## Exercise
Give every entry again, exactly.

(Source material begins)

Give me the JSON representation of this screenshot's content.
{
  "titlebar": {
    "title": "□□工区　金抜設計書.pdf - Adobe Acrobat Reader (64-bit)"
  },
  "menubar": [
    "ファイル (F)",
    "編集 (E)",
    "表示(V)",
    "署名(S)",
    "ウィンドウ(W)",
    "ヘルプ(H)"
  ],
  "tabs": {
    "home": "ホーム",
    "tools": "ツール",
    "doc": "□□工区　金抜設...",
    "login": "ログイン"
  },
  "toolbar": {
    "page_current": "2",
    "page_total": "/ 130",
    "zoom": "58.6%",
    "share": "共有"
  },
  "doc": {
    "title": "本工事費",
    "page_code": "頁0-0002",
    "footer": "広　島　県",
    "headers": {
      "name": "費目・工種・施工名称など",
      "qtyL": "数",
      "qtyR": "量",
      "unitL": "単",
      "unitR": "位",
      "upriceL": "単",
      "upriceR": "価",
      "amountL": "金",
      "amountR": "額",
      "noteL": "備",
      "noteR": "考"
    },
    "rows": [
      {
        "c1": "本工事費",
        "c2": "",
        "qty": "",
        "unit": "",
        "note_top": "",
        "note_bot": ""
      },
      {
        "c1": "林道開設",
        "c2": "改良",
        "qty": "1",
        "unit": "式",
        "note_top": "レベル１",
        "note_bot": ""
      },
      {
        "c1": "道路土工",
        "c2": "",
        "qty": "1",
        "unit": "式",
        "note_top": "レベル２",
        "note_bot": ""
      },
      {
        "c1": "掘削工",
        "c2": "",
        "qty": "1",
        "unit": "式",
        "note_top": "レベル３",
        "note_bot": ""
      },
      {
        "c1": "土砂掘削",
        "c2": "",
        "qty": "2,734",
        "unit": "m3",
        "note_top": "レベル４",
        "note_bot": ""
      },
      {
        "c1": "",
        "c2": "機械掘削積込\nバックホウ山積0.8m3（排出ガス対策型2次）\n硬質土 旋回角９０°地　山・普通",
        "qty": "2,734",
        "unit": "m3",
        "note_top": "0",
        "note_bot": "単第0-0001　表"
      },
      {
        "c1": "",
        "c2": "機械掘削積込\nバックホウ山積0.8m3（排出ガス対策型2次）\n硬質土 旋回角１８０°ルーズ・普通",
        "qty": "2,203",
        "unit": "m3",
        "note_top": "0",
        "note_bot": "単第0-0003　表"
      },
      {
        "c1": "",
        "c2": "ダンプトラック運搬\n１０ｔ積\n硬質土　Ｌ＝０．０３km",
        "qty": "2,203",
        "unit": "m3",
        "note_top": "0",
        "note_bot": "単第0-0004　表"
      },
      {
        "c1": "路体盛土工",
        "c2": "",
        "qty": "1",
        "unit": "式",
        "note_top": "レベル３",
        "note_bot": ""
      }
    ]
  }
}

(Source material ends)

## Answer box
Give me the JSON representation of this screenshot's content.
{
  "titlebar": {
    "title": "□□工区　金抜設計書.pdf - Adobe Acrobat Reader (64-bit)"
  },
  "menubar": [
    "ファイル (F)",
    "編集 (E)",
    "表示(V)",
    "署名(S)",
    "ウィンドウ(W)",
    "ヘルプ(H)"
  ],
  "tabs": {
    "home": "ホーム",
    "tools": "ツール",
    "doc": "□□工区　金抜設...",
    "login": "ログイン"
  },
  "toolbar": {
    "page_current": "2",
    "page_total": "/ 130",
    "zoom": "58.6%",
    "share": "共有"
  },
  "doc": {
    "title": "本工事費",
    "page_code": "頁0-0002",
    "footer": "広　島　県",
    "headers": {
      "name": "費目・工種・施工名称など",
      "qtyL": "数",
      "qtyR": "量",
      "unitL": "単",
      "unitR": "位",
      "upriceL": "単",
      "upriceR": "価",
      "amountL": "金",
      "amountR": "額",
      "noteL": "備",
      "noteR": "考"
    },
    "rows": [
      {
        "c1": "本工事費",
        "c2": "",
        "qty": "",
        "unit": "",
        "note_top": "",
        "note_bot": ""
      },
      {
        "c1": "林道開設",
        "c2": "改良",
        "qty": "1",
        "unit": "式",
        "note_top": "レベル１",
        "note_bot": ""
      },
      {
        "c1": "道路土工",
        "c2": "",
        "qty": "1",
        "unit": "式",
        "note_top": "レベル２",
        "note_bot": ""
      },
      {
        "c1": "掘削工",
        "c2": "",
        "qty": "1",
        "unit": "式",
        "note_top": "レベル３",
        "note_bot": ""
      },
      {
        "c1": "土砂掘削",
        "c2": "",
        "qty": "2,734",
        "unit": "m3",
        "note_top": "レベル４",
        "note_bot": ""
      },
      {
        "c1": "",
        "c2": "機械掘削積込\nバックホウ山積0.8m3（排出ガス対策型2次）\n硬質土 旋回角９０°地　山・普通",
        "qty": "2,734",
        "unit": "m3",
        "note_top": "0",
        "note_bot": "単第0-0001　表"
      },
      {
        "c1": "",
        "c2": "機械掘削積込\nバックホウ山積0.8m3（排出ガス対策型2次）\n硬質土 旋回角１８０°ルーズ・普通",
        "qty": "2,203",
        "unit": "m3",
        "note_top": "0",
        "note_bot": "単第0-0003　表"
      },
      {
        "c1": "",
        "c2": "ダンプトラック運搬\n１０ｔ積\n硬質土　Ｌ＝０．０３km",
        "qty": "2,203",
        "unit": "m3",
        "note_top": "0",
        "note_bot": "単第0-0004　表"
      },
      {
        "c1": "路体盛土工",
        "c2": "",
        "qty": "1",
        "unit": "式",
        "note_top": "レベル３",
        "note_bot": ""
      }
    ]
  }
}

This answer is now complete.